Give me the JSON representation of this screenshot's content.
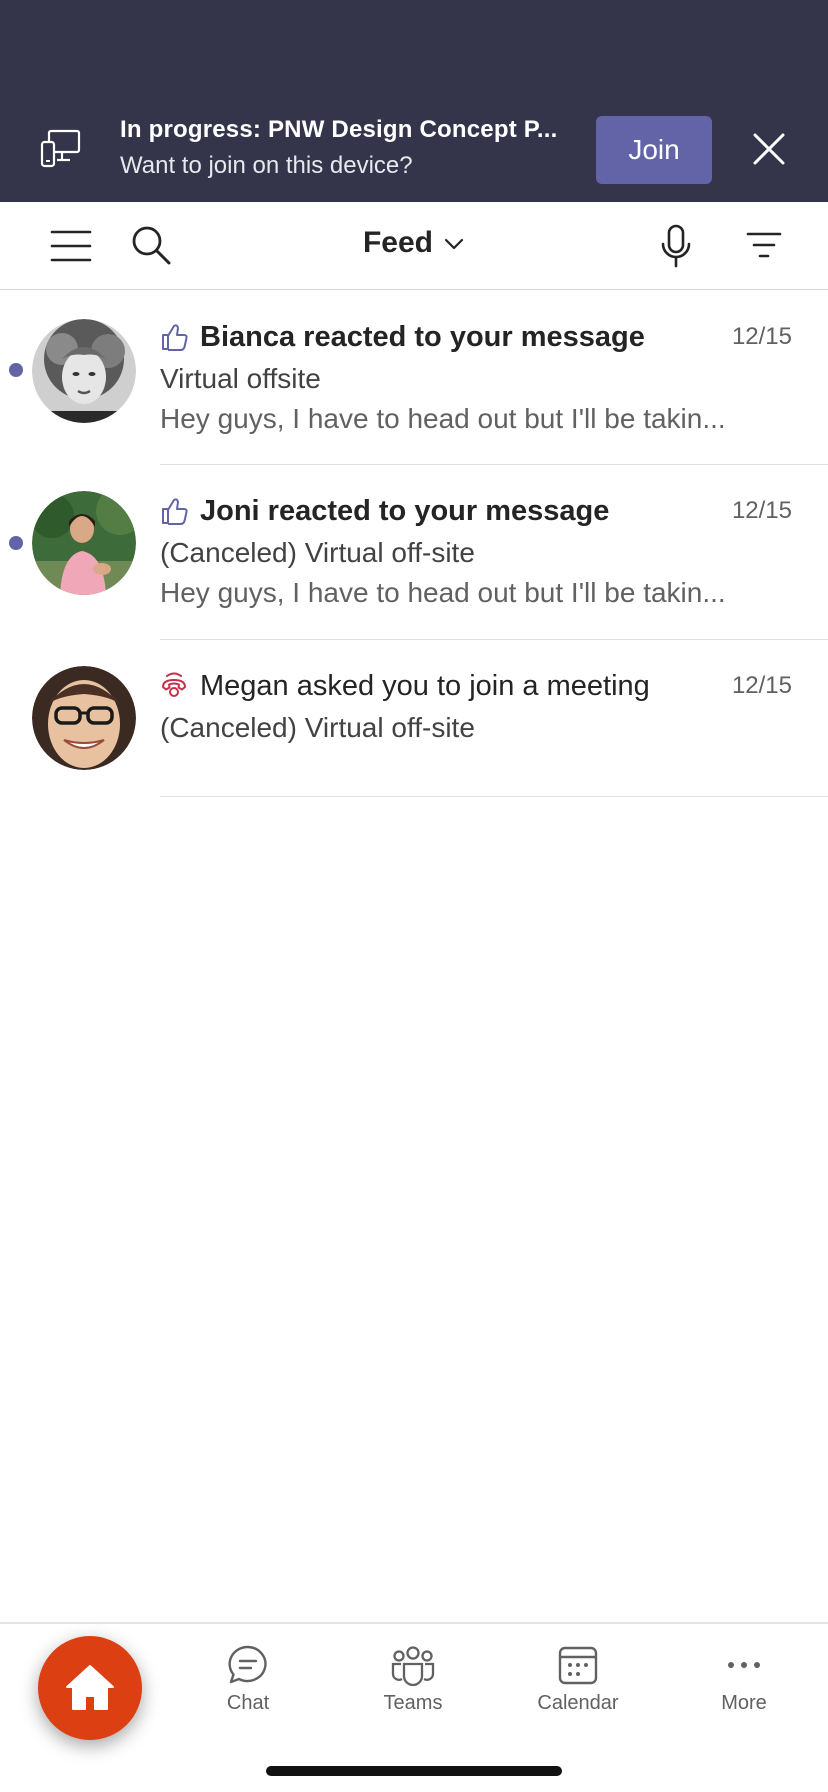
{
  "banner": {
    "title": "In progress: PNW Design Concept P...",
    "subtitle": "Want to join on this device?",
    "join_label": "Join",
    "icons": {
      "device": "device-switch-icon",
      "close": "close-icon"
    }
  },
  "toolbar": {
    "title": "Feed",
    "icons": {
      "menu": "hamburger-menu-icon",
      "search": "search-icon",
      "dropdown": "chevron-down-icon",
      "mic": "microphone-icon",
      "filter": "filter-icon"
    }
  },
  "feed": {
    "items": [
      {
        "headline": "Bianca reacted to your message",
        "line1": "Virtual offsite",
        "line2": "Hey guys, I have to head out but I'll be takin...",
        "date": "12/15",
        "unread": true,
        "icon": "thumbs-up-icon"
      },
      {
        "headline": "Joni reacted to your message",
        "line1": "(Canceled) Virtual off-site",
        "line2": "Hey guys, I have to head out but I'll be takin...",
        "date": "12/15",
        "unread": true,
        "icon": "thumbs-up-icon"
      },
      {
        "headline": "Megan asked you to join a meeting",
        "line1": "(Canceled) Virtual off-site",
        "date": "12/15",
        "unread": false,
        "icon": "phone-ring-icon"
      }
    ]
  },
  "tabbar": {
    "home_icon": "home-icon",
    "tabs": [
      {
        "label": "Chat",
        "icon": "chat-icon"
      },
      {
        "label": "Teams",
        "icon": "teams-icon"
      },
      {
        "label": "Calendar",
        "icon": "calendar-icon"
      },
      {
        "label": "More",
        "icon": "more-dots-icon"
      }
    ]
  },
  "colors": {
    "banner_bg": "#34354a",
    "accent": "#6264a7",
    "home_fab": "#dc3f12",
    "missed_call_red": "#c4314b"
  }
}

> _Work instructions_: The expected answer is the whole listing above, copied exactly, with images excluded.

> _Output of the exercise_:
Give me the JSON representation of this screenshot's content.
{
  "banner": {
    "title": "In progress: PNW Design Concept P...",
    "subtitle": "Want to join on this device?",
    "join_label": "Join",
    "icons": {
      "device": "device-switch-icon",
      "close": "close-icon"
    }
  },
  "toolbar": {
    "title": "Feed",
    "icons": {
      "menu": "hamburger-menu-icon",
      "search": "search-icon",
      "dropdown": "chevron-down-icon",
      "mic": "microphone-icon",
      "filter": "filter-icon"
    }
  },
  "feed": {
    "items": [
      {
        "headline": "Bianca reacted to your message",
        "line1": "Virtual offsite",
        "line2": "Hey guys, I have to head out but I'll be takin...",
        "date": "12/15",
        "unread": true,
        "icon": "thumbs-up-icon"
      },
      {
        "headline": "Joni reacted to your message",
        "line1": "(Canceled) Virtual off-site",
        "line2": "Hey guys, I have to head out but I'll be takin...",
        "date": "12/15",
        "unread": true,
        "icon": "thumbs-up-icon"
      },
      {
        "headline": "Megan asked you to join a meeting",
        "line1": "(Canceled) Virtual off-site",
        "date": "12/15",
        "unread": false,
        "icon": "phone-ring-icon"
      }
    ]
  },
  "tabbar": {
    "home_icon": "home-icon",
    "tabs": [
      {
        "label": "Chat",
        "icon": "chat-icon"
      },
      {
        "label": "Teams",
        "icon": "teams-icon"
      },
      {
        "label": "Calendar",
        "icon": "calendar-icon"
      },
      {
        "label": "More",
        "icon": "more-dots-icon"
      }
    ]
  },
  "colors": {
    "banner_bg": "#34354a",
    "accent": "#6264a7",
    "home_fab": "#dc3f12",
    "missed_call_red": "#c4314b"
  }
}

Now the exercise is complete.